### Your objective
Using the records below, filter for lines that contain the string "icon" and copy them out.

### Dataset entries
****

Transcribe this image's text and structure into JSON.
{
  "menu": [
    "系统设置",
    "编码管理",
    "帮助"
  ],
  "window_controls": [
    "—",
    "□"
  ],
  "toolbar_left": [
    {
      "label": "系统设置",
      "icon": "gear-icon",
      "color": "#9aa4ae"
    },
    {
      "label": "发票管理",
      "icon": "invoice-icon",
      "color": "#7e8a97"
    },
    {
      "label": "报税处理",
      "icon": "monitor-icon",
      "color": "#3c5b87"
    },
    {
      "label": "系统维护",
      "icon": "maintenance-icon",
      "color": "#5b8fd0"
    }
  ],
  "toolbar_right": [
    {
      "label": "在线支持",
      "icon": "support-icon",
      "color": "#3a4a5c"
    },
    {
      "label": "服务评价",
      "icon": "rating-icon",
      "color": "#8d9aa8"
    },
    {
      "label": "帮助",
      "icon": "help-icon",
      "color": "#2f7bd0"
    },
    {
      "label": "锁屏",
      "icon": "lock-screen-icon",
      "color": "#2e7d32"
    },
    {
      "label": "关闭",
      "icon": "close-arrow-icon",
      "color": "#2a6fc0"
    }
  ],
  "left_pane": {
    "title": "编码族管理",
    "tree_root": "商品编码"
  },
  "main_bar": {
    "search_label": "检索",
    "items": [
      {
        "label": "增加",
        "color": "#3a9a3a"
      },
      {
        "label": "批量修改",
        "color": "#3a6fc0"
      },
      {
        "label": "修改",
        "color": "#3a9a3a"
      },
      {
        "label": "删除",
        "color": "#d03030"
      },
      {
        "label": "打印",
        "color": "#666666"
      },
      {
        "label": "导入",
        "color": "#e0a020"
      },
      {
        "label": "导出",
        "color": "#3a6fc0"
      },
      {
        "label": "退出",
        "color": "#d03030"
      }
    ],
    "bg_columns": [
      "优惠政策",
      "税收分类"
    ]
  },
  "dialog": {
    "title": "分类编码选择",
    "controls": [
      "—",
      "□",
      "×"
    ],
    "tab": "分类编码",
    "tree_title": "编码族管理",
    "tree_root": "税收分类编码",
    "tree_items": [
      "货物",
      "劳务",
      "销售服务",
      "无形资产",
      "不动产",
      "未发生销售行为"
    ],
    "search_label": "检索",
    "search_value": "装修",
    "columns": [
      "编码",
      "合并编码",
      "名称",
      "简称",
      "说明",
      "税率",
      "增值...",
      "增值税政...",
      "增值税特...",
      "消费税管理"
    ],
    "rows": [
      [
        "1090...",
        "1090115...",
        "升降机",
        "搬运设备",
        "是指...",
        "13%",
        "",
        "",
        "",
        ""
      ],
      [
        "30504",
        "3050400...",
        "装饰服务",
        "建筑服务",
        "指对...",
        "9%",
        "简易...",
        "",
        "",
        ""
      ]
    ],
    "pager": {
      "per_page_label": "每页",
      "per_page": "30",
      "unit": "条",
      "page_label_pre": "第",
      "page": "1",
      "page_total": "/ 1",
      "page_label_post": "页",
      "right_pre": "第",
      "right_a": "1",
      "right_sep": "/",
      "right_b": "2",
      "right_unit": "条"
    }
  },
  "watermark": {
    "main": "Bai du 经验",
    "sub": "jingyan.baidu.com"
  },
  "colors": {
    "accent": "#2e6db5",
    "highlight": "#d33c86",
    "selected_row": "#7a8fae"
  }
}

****

### Answer box
      "icon": "gear-icon",
      "icon": "invoice-icon",
      "icon": "monitor-icon",
      "icon": "maintenance-icon",
      "icon": "support-icon",
      "icon": "rating-icon",
      "icon": "help-icon",
      "icon": "lock-screen-icon",
      "icon": "close-arrow-icon",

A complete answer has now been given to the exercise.